The HELP committee is currently weighing the nomination of Ken Marcus as assistant secretary for civil rights at the Department of Education. Marcus has been the target of an aggressive campaign waged by leading anti-Israel groups seeking to derail his nomination. Marcus has worked to combat the boycott, divestment, and sanctions (BDS) movement on college campuses and is the founder of the Louis D. Brandeis Center for Human Rights Under Law, a pro-Israel group.
During a meeting on November 28 with Sarah N. Stern, a former colleague of Marcus and president of the Endowment for Middle East Truth, a senior adviser to Murray on the HELP committee told Stern the committee does not "care about anti-Semitism in this office."

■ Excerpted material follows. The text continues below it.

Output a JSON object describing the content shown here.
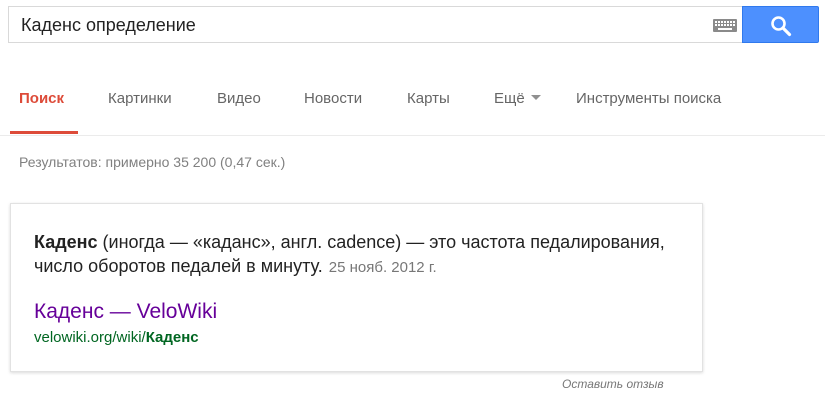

"We don't care about anti-Semitism in this office," Murray's senior adviser said. "We care about transgenders, we care about blacks, we care about Hispanics, we care about gays, we care about lesbians, we care about the disabled."
"We don't care about anti-Semitism in this office," he said.
Stern's aide Jennifer Dekel confirmed the comments and said she was taking notes during the meeting.
Stern first addressed the comments revealing that Democratic members are not concerned about the anti-Semitic elements of the campaign against Marcus in an editorial for the Jewish News Service, published Tuesday. She provided the full quote to the Washington Free Beacon, saying she found the remarks "particularly egregious."
Eli Zupnick, a spokesman for Sen. Murray, questioned the accuracy of the remarks attributed to the senior adviser, saying, "This is not an accurate quote and certainly doesn't reflect the position of the office."
The senior adviser did not immediately respond to request for comment.
The campaign against Marcus is being led by numerous anti-Israel groups, including the Arab American Institute, led by James Zogby who has referred to Israelis as "Nazis"; the National Students for Justice in Palestine, which has members who have openly celebrated murderers of Jews; and Palestine Legal, which has defended professors who have posted anti-Semitic comments online.
In her editorial, Stern details Marcus's record on the U.S. Commission on Civil Rights and as the assistant secretary of education for civil rights under the George W. Bush administration, where he expressed commitment to "aggressively prosecute harassment" against students of all religions.
Stern also noted under Marcus, the Brandeis Center sent several letters to universities "decrying racism against Muslims and African Americans on their campuses." For instance, he wrote to the president of San Diego University in November 2015 denouncing an attack against a Muslim student, saying, "While our organization primarily addresses the rights of Jewish college students, we support the right of all students to be free from invidious discrimination."
Marcus condemned the incident, in which a female Muslim student was grabbed by her headscarf and called a terrorist, as a "hate crime."
"We are appalled by this act of hate, and we urge you to take immediate action by condemning this incident and announcing that hate crimes of any kind will not be tolerated at SDSU," Marcus wrote.
"Does this sound like the sentiment of a racist or an Islamophobe?" Stern asked.
"Yet while I was recently talking about Marcus with a senior policy adviser to the Democratic ranking member of the U.S. Senate Committee on Health, Education, Labor and Pensions, the adviser interrupted me with the response, ‘We do not care about anti-Semitism in this office,'" she wrote.
Sen. Murray serves as the ranking member of the HELP committee.
Palestine Legal, one of the anti-Israel groups targeting Marcus, has used the ranking member in its campaign against his nomination. The group, which is a leading activist for BDS, praised Murray for "grilling" Marcus during his confirmation hearing.
Marcus was scheduled for a committee markup last week, but it was delayed for scheduling reasons. He was originally nominated in late October, but his nomination was shelved into the new year.